Benzene is a volatile organic compound; most commonly it is a colorless liquid with a sweet smell that is highly flammable. Unfortunately, the effects of benzene on the human body are anything but sweet.

Benzene is formed through natural processes, as well as the activities of human beings. Forest fires and volcanoes produce a certain amount of benzene, as do diesel exhaust, cigarette smoke, crude oil and gasoline.

Benzene is among the top 20 chemicals used to make other chemicals in the United States, and those chemicals, in turn, are used to make synthetic fibers (plastic, resin, nylon, etc.), as well as explosives, chemicals used in photography, pesticides, paint, adhesives, drugs, rubber, gasoline additives, solvents, printing processes, lithography and food processing.

In other words—many of the things we use on an everyday basis.

Could You Have Been Exposed to Benzene?

Benzene has been heavily used in the South’s petrochemical industry for years, so unfortunately many Louisiana families have been affected by this workplace exposure.

Although you could potentially be exposed to very small amounts of benzene if you spend lots of time outdoors (Benzene is naturally found at low levels in air, water and soil), the amount you would receive from being outside is negligible.

Across the nation, about half of those exposed to benzene are exposed through cigarette smoke.

If you happen to live close to a gas station, industrial facility or hazardous waste site, your exposure to benzene would probably significantly increase.

If you use lots of products such as furniture wax, paint, detergent and glue inside your home on a regular basis, you might also be exposed to benzene, although probably not a significant amount.

Obviously, if you smoke, or live with a smoker, you are being exposed to benzene regularly.

Those who work at a facility which produces benzene, or facilities which use benzene in their products, such as petrochemical manufacturing plants, pharmaceutical plants, sites which refine petroleum, gas stations or facilities which manufacture tires are at a much higher risk of benzene exposure.

Further, if you are a steel worker, firefighter, lab tech, printer or shoemaker, you could be exposed to benzene in the course of your workday.

Symptoms of Benzene Exposure

Benzene is a human carcinogen, according to the National Toxicology Program’s “Fourteenth Report on Carcinogens,” and is a known risk for leukemia, and possibly non-Hodgkin lymphoma.

High levels of benzene exposure can cause death, and even lesser exposure levels can cause the following:

Short-term Exposure to High Levels of Benzene Through Consuming or Breathing the Chemical:

  • Dizziness;
  • Rapid heart rate;
  • Rapid breathing;
  • Unusual sleepiness;
  • Chest tightness;
  • Convulsions;
  • Paralysis, and
  • Coma.

Breathing Benzene on a Regular Basis for a Long Period of Time (work exposure):

  • Fatigue;
  • Tremors;
  • Confusion;
  • Headaches;
  • Blurry vision;
  • Shrinkage of ovaries in women;
  • Menstrual irregularities in women;
  • A decrease in the number of red blood cells;
  • Anemia;
  • Excessive bleeding;
  • Depression of the immune system;
  • Unconsciousness;
  • Cardiac arrest, and
  • Irreversible brain damage.

Benzene Spilled Directly on the Skin:

  • Dry skin;
  • Scaly skin
  • Redness
  • Sores

Why Quick Medical Attention is Crucial

If you are inadvertently exposed to benzene, or if you have been regularly exposed to benzene through your work & you have any adverse symptoms, it is extremely important to see a doctor as soon as possible.

Even if you had some of the more minor symptoms of benzene exposure, then those symptoms disappeared, it is important to bring this to a doctor’s attention.

In the event of a high level of benzene exposure, you should remove your clothing, and wash your entire body with soap and water.

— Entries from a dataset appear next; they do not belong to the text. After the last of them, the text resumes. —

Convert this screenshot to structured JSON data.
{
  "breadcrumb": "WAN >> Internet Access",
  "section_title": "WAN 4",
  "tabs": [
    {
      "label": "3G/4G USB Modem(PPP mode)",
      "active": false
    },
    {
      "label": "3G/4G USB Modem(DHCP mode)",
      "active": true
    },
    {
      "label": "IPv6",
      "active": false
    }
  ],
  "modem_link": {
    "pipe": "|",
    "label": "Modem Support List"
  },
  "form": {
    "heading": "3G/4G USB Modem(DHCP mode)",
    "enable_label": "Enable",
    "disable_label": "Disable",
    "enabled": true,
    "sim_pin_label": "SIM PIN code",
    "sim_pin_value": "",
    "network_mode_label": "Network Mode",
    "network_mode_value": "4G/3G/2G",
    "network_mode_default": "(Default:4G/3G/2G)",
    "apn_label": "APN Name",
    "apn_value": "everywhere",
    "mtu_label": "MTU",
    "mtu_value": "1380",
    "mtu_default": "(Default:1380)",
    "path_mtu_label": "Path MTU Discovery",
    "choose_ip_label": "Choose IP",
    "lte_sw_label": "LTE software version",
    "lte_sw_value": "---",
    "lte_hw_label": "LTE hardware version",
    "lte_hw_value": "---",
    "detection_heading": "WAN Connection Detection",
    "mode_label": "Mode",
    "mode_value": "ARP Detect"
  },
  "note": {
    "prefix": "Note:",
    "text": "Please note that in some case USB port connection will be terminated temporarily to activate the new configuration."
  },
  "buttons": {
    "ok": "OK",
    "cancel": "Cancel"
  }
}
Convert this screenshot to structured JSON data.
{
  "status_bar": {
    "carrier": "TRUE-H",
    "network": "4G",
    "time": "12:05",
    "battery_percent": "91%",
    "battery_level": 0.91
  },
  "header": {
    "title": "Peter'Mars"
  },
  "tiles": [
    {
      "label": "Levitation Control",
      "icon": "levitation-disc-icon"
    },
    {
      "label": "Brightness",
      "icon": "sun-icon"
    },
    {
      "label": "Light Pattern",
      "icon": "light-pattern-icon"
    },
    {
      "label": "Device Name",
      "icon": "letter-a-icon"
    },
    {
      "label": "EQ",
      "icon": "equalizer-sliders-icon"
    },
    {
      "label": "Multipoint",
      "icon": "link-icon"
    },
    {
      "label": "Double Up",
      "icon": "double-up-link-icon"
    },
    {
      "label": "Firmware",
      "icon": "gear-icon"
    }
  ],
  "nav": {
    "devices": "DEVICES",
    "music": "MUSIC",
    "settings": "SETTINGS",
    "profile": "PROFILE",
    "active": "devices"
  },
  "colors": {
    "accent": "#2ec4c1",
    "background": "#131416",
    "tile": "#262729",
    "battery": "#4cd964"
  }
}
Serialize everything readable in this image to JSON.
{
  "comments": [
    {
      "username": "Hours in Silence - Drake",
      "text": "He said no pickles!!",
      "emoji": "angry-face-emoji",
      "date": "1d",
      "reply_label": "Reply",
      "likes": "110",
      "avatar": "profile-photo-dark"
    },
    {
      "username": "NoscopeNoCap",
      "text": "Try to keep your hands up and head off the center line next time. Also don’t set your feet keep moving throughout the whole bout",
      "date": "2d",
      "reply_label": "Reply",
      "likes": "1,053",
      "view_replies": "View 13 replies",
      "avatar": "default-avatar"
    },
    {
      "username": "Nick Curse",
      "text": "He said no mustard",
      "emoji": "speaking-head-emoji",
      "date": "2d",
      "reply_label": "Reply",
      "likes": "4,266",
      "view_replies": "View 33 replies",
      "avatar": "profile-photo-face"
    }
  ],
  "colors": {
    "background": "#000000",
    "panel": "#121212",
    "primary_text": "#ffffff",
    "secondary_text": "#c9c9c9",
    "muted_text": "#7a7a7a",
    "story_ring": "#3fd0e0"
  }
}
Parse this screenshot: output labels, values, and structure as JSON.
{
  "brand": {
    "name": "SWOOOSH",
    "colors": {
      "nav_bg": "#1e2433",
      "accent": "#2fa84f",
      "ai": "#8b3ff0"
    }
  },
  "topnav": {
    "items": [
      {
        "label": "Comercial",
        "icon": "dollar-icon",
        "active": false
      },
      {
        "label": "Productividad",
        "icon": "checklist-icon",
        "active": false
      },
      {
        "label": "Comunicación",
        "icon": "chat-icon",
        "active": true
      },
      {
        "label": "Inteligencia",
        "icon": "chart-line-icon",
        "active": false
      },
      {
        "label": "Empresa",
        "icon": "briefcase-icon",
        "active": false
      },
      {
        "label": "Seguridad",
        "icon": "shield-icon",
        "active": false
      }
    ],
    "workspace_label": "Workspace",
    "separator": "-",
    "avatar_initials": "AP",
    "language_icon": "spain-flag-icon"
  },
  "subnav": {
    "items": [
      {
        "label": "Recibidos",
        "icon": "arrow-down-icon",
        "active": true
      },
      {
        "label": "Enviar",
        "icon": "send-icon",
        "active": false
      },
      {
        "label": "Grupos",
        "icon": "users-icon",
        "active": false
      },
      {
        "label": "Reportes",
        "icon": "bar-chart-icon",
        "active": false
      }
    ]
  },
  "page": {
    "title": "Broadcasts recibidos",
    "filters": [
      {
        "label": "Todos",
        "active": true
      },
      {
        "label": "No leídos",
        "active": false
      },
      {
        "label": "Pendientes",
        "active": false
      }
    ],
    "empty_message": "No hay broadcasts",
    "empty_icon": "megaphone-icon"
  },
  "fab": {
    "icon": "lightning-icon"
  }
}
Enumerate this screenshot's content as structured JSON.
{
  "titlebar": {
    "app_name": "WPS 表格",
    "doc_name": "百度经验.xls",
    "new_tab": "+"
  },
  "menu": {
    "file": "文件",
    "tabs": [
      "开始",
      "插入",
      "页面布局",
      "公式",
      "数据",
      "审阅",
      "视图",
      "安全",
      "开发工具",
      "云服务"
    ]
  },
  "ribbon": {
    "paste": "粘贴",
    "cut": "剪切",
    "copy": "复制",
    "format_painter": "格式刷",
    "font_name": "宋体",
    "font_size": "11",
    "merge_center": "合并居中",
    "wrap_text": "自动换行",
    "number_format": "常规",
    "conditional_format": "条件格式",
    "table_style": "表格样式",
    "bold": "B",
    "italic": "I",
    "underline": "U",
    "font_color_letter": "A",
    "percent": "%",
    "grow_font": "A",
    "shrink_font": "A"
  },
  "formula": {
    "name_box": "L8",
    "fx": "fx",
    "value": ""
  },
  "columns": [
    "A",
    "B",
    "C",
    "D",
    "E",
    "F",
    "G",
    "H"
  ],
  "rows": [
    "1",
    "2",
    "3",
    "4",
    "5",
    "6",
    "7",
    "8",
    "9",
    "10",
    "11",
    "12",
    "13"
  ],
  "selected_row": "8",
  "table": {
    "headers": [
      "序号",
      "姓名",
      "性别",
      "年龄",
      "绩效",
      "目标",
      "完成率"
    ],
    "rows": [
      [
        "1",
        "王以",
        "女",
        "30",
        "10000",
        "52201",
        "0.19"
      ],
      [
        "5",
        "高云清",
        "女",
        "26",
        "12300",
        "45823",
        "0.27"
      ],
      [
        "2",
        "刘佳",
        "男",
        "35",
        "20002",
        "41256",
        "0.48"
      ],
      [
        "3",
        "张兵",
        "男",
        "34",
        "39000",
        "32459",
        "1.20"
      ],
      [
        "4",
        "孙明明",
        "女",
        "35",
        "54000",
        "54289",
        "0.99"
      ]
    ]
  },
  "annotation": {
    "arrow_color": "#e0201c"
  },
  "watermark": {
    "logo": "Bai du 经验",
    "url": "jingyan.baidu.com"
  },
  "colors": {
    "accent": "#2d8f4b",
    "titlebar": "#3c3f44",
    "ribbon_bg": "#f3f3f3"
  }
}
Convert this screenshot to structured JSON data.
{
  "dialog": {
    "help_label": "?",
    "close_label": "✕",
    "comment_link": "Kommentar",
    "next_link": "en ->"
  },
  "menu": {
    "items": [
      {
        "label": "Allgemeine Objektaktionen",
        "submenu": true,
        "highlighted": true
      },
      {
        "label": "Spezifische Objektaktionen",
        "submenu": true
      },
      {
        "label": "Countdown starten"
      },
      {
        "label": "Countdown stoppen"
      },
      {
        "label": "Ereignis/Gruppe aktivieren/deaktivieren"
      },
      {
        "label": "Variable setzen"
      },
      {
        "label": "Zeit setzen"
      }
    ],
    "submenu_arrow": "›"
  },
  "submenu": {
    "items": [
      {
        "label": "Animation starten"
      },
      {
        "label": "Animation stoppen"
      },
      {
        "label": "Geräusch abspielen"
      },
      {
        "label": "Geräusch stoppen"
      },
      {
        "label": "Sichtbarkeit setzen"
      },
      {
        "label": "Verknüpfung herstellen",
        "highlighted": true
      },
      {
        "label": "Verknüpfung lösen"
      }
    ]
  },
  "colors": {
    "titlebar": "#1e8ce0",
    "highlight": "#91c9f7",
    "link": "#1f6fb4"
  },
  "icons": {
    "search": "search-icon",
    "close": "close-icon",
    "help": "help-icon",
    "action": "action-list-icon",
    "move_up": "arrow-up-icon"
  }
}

After doing this, you should seek medical attention immediately.

If suffering from blurry vision, or burning eyes, rinse the eyes with plain water for at least 10-15 minutes.

Seal contaminated clothing inside a plastic bag, then seal that plastic bag inside another plastic bag. It may be necessary to retain the clothing for testing, but if not, it is very important to dispose of them in a manner which will not expose anyone else.

After you have taken care of your health, you should speak to an experienced benzene attorney who can ensure your rights are protected if you were negligently exposed to this harmful, yet common chemical.